The first regular pit stop was for Kevin Magnussen in lap 9, followed by Bottas a little while later. In lap 12 Verstappen passes Hamilton, but the gap to Pérez has increased to 20 seconds. Stroll was the first one of the front runners to make a scheduled stop, followed by Sainz to cover the undercut by the Canadian. He managed to emerge in front of the Aston Martin, and so did team mate Leclerc. Stroll had to halt his car a few moments later however, triggering a safety car despite being mostly behind the wall.

Both Red Bull Racing drivers were just past pit entry when the safety car came out, but sister team AlphaTauri did pit immediately, promoting Tsunoda into the top 10. It also gives Alonso the opportunity to serve his penalty with minimal time loss. At the restart Pérez bolts away while Verstappen climbs into the gearbox of George Russell. Fellow Englishman Hamilton attacks Sainz and with a great switchback (and the superior traction of his medium tyres) the seven time champion slots into fifth place. Albon is the next to retire with a failing brake-pedal, but since he can bring his car into the pits it doesn’t harm the other drivers.

Verstappen speeds past Russell in turn 27 and the Mercedes clearly lacks the top speed to try and retake the position, even with DRS and a slipstream the gap barely closes. And while Pérez drives the fastest lap, Verstappen also takes P2 from Fernando Alonso. What follows is a trade-off of fastest laps, a second quicker than the rest of the field, but Verstappen gains only marginally on Pérez.
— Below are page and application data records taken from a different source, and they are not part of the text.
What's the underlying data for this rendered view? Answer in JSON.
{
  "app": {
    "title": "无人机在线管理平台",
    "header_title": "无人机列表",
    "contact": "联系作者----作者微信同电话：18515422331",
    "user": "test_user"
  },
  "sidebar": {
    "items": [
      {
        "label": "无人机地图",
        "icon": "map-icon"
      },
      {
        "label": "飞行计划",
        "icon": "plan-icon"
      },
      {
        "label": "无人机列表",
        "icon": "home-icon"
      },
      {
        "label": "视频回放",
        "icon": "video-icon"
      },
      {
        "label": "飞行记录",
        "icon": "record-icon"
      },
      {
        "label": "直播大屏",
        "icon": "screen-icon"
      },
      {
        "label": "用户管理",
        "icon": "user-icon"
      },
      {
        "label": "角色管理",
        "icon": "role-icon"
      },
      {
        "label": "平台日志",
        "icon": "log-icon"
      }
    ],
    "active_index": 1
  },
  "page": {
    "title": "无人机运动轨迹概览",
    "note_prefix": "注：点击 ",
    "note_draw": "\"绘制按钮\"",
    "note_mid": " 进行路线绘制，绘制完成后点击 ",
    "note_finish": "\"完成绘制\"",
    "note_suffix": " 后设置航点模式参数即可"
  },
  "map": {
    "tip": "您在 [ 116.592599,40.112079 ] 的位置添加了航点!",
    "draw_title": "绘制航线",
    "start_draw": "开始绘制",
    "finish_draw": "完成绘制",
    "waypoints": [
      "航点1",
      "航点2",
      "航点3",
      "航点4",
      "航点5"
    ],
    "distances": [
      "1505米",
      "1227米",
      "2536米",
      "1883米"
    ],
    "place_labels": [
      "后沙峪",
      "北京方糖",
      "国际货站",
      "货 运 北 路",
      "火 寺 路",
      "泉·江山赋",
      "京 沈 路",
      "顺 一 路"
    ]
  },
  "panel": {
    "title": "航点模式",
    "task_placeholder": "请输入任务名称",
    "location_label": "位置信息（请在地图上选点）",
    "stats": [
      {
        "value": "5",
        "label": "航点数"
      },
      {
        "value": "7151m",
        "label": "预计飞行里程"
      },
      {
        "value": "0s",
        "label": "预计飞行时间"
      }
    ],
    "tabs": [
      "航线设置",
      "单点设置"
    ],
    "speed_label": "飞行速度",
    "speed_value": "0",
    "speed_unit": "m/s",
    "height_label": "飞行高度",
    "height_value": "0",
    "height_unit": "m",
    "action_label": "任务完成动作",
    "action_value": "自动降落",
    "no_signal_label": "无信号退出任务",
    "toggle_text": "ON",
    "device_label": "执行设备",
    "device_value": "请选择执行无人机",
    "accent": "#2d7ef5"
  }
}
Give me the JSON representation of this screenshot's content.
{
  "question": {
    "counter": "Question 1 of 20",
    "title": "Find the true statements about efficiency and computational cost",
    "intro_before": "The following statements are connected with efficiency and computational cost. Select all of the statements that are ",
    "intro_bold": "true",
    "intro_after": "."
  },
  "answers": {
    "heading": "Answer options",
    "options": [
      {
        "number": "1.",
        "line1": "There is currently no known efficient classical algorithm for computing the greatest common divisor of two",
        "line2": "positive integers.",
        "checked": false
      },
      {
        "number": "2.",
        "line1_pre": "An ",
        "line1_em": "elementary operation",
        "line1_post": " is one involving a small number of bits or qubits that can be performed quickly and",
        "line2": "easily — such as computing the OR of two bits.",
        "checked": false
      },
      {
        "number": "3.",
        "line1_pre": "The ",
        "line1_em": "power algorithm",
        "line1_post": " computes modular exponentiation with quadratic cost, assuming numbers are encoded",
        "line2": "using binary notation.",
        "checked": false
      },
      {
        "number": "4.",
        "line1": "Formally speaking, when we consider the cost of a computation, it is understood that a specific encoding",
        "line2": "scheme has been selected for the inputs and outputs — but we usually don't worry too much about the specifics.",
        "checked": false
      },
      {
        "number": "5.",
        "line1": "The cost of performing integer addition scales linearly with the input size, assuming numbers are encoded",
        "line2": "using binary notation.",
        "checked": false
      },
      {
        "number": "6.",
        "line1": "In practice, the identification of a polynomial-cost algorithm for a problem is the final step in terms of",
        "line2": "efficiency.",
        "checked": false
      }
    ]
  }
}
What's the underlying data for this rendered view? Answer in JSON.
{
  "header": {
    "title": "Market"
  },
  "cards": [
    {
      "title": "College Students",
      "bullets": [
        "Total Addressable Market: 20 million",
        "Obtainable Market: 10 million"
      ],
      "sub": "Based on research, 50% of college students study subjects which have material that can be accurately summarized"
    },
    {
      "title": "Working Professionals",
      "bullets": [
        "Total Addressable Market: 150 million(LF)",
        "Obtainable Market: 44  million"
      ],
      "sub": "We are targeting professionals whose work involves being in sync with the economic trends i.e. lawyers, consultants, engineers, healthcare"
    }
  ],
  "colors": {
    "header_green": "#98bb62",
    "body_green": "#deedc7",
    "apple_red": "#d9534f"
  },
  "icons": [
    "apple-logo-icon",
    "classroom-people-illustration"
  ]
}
Magnussen in the meantime closes in on Tsunoda to try and get the final point, but the Dane outbrakes himself, so he has to redo all his hard work. Verstappen then starts to hear something which he thinks is the driveshaft (again), but his engineer assures him there is nothing to worry about. Pérez is the next one to complain, saying that his brake-pedal goes long. His engineer says this is just regular wear and he can keep going.

Nyck De Vries passes Sargeant in the backfield, with a move the American didn’t see coming, promoting the Dutchman to 14th place. Just behind them it is Piastri on the same tyres he had fitted in lap 2, and he’s having a scrap with team mate Norris, and eventually beats him and Sargeant as well, earning a hard earned 15th place. In lap 46 Magnussen finally finds a way past Tsunoda, with both drivers locking-up massively, but the first points for Haas are a fact.

At the front of the race Verstappen seems to have thrown the towel, with the gap to Pérez increasing quite significantly, but the battle for the final podium spot is still on. Mercedes thinks Alonso will get another penalty, thus telling Russell to hurry up and get within 5 seconds. He failed to do that, but after all festivities Alonso got a 10 second penalty for incorrectly serving the first one. This initially gave Russell third place instead of what would have been Alonso’s 100th podium, but after an appeal by Aston Martin and video evidence that there have been at least 7 instances of teams serving the penalty in a similar way, Alonso’s third place was reinstated.

Up front Verstappen pips Pérez for the fastest lap, keeping him on top of the standings, but it is the Mexican who wins, followed by Verstappen and Alonso. Russell manages P4, just in front of team mate Hamilton and both Ferrari’s. Ocon beats team mate Gasly for P8, with Magnussen picking up the final point. Verstappen still leads the championship, just in front of Pérez and Alonso.

Photo credit: FIA